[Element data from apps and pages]
• • • • • • •

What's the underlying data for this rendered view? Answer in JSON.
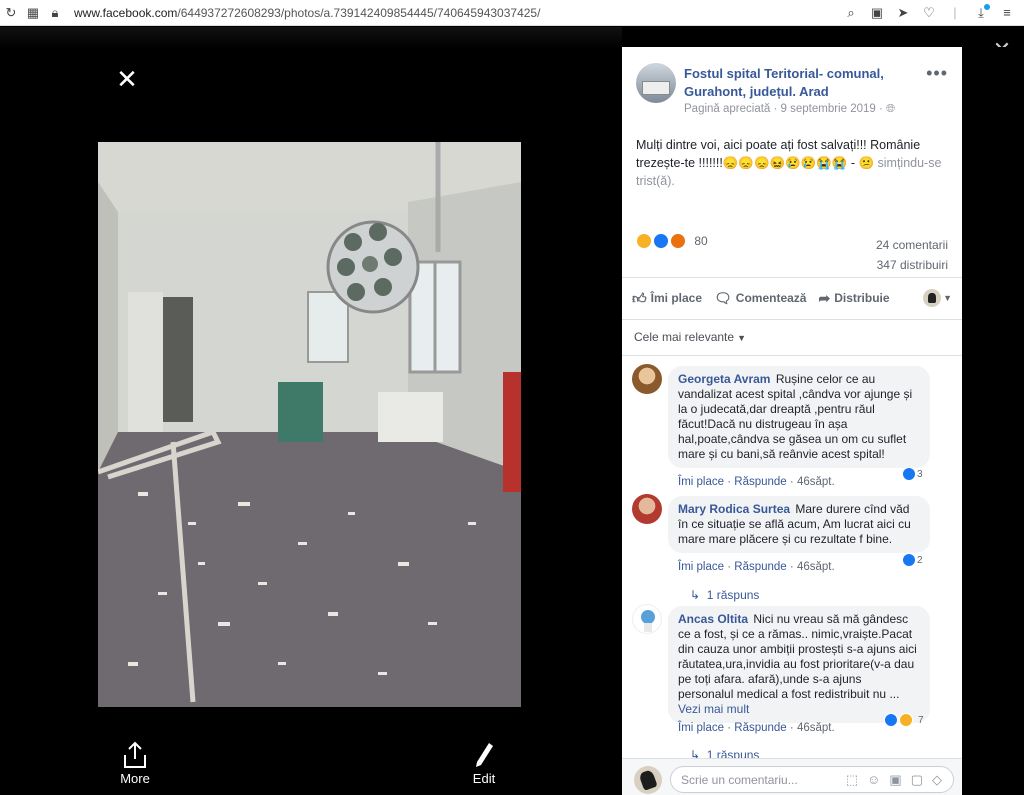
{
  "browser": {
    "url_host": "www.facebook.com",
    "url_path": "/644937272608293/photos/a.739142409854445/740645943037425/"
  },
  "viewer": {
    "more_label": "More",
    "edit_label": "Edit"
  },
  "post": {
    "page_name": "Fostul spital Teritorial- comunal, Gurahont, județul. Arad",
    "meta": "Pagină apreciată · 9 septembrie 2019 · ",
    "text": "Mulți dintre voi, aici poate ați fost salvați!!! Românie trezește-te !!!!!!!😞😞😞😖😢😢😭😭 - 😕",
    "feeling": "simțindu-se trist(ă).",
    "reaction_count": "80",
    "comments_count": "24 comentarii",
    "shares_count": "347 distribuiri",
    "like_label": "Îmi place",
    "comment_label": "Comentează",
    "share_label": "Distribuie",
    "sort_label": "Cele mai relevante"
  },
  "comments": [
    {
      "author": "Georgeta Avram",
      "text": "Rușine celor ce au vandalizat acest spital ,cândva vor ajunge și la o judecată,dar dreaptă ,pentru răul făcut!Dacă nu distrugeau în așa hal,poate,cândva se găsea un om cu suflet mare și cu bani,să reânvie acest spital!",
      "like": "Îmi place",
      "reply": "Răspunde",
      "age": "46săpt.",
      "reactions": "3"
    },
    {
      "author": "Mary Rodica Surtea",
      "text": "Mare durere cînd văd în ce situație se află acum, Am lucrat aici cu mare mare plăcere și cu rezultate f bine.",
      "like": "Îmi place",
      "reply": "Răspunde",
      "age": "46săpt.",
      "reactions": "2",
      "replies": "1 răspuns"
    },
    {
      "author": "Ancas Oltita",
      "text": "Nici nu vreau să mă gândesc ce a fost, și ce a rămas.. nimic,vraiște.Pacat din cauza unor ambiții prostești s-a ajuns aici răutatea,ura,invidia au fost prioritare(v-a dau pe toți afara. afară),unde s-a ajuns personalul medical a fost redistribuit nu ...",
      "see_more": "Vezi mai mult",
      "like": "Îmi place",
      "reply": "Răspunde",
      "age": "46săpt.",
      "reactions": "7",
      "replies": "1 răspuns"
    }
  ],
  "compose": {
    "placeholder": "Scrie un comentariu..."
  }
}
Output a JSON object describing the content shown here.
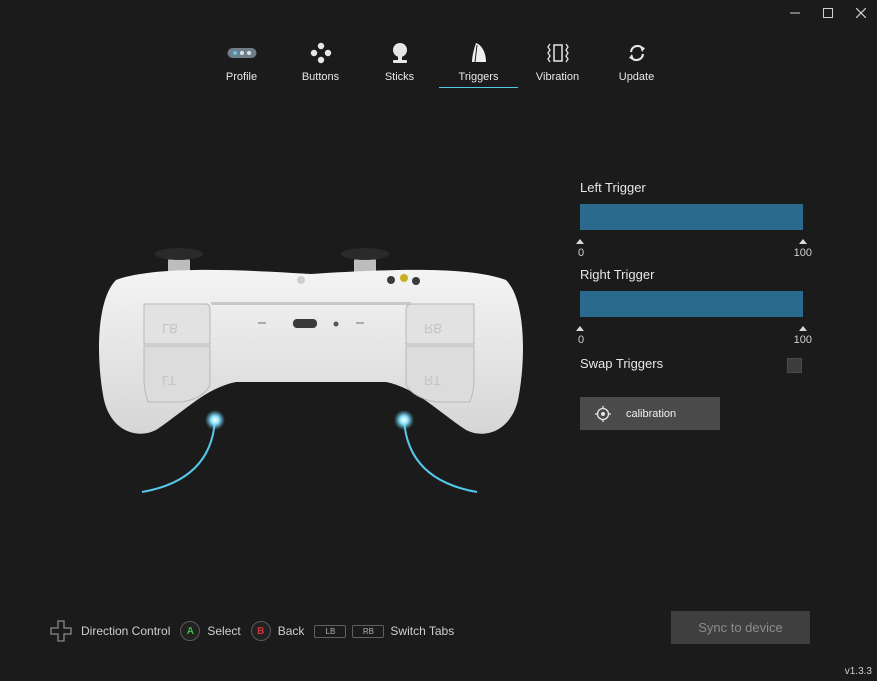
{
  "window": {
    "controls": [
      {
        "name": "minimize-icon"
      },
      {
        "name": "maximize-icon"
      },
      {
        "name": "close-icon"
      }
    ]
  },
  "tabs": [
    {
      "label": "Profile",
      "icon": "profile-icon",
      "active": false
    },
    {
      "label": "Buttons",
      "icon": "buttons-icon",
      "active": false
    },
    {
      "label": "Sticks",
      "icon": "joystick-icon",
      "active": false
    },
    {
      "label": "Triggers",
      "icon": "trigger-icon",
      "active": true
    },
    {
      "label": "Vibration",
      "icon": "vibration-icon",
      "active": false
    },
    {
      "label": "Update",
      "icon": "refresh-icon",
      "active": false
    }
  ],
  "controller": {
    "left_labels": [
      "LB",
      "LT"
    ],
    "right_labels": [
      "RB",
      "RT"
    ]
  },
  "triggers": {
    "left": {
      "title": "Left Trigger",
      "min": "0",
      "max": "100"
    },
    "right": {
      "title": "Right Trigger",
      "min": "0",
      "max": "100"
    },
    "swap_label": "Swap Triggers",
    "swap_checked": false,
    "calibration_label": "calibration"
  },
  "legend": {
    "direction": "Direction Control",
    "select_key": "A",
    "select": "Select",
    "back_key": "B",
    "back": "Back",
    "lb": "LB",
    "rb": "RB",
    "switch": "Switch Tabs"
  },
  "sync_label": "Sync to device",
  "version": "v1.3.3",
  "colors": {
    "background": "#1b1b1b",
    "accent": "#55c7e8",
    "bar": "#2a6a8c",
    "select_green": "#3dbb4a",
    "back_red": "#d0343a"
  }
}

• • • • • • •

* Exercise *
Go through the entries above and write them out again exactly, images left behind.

* Answer *
What's the underlying data for this rendered view? Answer in JSON.
{
  "browser": {
    "url_host": "www.facebook.com",
    "url_path": "/644937272608293/photos/a.739142409854445/740645943037425/"
  },
  "viewer": {
    "more_label": "More",
    "edit_label": "Edit"
  },
  "post": {
    "page_name": "Fostul spital Teritorial- comunal, Gurahont, județul. Arad",
    "meta": "Pagină apreciată · 9 septembrie 2019 · ",
    "text": "Mulți dintre voi, aici poate ați fost salvați!!! Românie trezește-te !!!!!!!😞😞😞😖😢😢😭😭 - 😕",
    "feeling": "simțindu-se trist(ă).",
    "reaction_count": "80",
    "comments_count": "24 comentarii",
    "shares_count": "347 distribuiri",
    "like_label": "Îmi place",
    "comment_label": "Comentează",
    "share_label": "Distribuie",
    "sort_label": "Cele mai relevante"
  },
  "comments": [
    {
      "author": "Georgeta Avram",
      "text": "Rușine celor ce au vandalizat acest spital ,cândva vor ajunge și la o judecată,dar dreaptă ,pentru răul făcut!Dacă nu distrugeau în așa hal,poate,cândva se găsea un om cu suflet mare și cu bani,să reânvie acest spital!",
      "like": "Îmi place",
      "reply": "Răspunde",
      "age": "46săpt.",
      "reactions": "3"
    },
    {
      "author": "Mary Rodica Surtea",
      "text": "Mare durere cînd văd în ce situație se află acum, Am lucrat aici cu mare mare plăcere și cu rezultate f bine.",
      "like": "Îmi place",
      "reply": "Răspunde",
      "age": "46săpt.",
      "reactions": "2",
      "replies": "1 răspuns"
    },
    {
      "author": "Ancas Oltita",
      "text": "Nici nu vreau să mă gândesc ce a fost, și ce a rămas.. nimic,vraiște.Pacat din cauza unor ambiții prostești s-a ajuns aici răutatea,ura,invidia au fost prioritare(v-a dau pe toți afara. afară),unde s-a ajuns personalul medical a fost redistribuit nu ...",
      "see_more": "Vezi mai mult",
      "like": "Îmi place",
      "reply": "Răspunde",
      "age": "46săpt.",
      "reactions": "7",
      "replies": "1 răspuns"
    }
  ],
  "compose": {
    "placeholder": "Scrie un comentariu..."
  }
}
Output a JSON object describing the content shown here.
{
  "window": {
    "controls": [
      {
        "name": "minimize-icon"
      },
      {
        "name": "maximize-icon"
      },
      {
        "name": "close-icon"
      }
    ]
  },
  "tabs": [
    {
      "label": "Profile",
      "icon": "profile-icon",
      "active": false
    },
    {
      "label": "Buttons",
      "icon": "buttons-icon",
      "active": false
    },
    {
      "label": "Sticks",
      "icon": "joystick-icon",
      "active": false
    },
    {
      "label": "Triggers",
      "icon": "trigger-icon",
      "active": true
    },
    {
      "label": "Vibration",
      "icon": "vibration-icon",
      "active": false
    },
    {
      "label": "Update",
      "icon": "refresh-icon",
      "active": false
    }
  ],
  "controller": {
    "left_labels": [
      "LB",
      "LT"
    ],
    "right_labels": [
      "RB",
      "RT"
    ]
  },
  "triggers": {
    "left": {
      "title": "Left Trigger",
      "min": "0",
      "max": "100"
    },
    "right": {
      "title": "Right Trigger",
      "min": "0",
      "max": "100"
    },
    "swap_label": "Swap Triggers",
    "swap_checked": false,
    "calibration_label": "calibration"
  },
  "legend": {
    "direction": "Direction Control",
    "select_key": "A",
    "select": "Select",
    "back_key": "B",
    "back": "Back",
    "lb": "LB",
    "rb": "RB",
    "switch": "Switch Tabs"
  },
  "sync_label": "Sync to device",
  "version": "v1.3.3",
  "colors": {
    "background": "#1b1b1b",
    "accent": "#55c7e8",
    "bar": "#2a6a8c",
    "select_green": "#3dbb4a",
    "back_red": "#d0343a"
  }
}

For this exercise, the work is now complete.